- Task details -
Sort through the listing below and keep each line with the word "gray". Copy those.

-------- Recorded data --------

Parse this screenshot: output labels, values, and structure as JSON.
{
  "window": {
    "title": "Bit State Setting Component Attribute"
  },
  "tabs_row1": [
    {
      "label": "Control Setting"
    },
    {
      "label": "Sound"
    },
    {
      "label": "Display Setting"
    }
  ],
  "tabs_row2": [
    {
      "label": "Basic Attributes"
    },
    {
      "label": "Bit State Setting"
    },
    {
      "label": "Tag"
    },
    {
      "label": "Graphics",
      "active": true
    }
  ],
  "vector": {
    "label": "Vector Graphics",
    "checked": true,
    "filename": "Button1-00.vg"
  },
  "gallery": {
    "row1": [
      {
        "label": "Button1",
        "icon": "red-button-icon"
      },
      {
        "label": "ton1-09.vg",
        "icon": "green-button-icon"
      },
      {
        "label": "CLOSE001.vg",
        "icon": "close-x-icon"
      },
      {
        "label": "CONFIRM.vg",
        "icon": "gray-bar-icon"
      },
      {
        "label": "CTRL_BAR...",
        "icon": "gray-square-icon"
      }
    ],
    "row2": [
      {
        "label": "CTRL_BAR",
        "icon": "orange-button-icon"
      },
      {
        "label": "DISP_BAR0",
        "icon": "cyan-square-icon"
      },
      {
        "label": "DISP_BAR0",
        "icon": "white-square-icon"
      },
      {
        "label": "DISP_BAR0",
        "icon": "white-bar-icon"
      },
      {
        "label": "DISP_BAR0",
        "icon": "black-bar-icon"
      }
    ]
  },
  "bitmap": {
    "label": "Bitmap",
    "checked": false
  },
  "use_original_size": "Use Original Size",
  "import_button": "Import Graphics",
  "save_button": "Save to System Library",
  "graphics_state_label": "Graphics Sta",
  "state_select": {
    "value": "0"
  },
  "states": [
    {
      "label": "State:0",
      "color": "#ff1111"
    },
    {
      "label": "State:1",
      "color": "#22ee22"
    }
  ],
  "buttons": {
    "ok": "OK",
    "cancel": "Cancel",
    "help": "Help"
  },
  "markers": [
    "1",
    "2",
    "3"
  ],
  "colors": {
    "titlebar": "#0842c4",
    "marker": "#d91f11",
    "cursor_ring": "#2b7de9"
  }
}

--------

- Answer space -
        "icon": "gray-bar-icon"
        "icon": "gray-square-icon"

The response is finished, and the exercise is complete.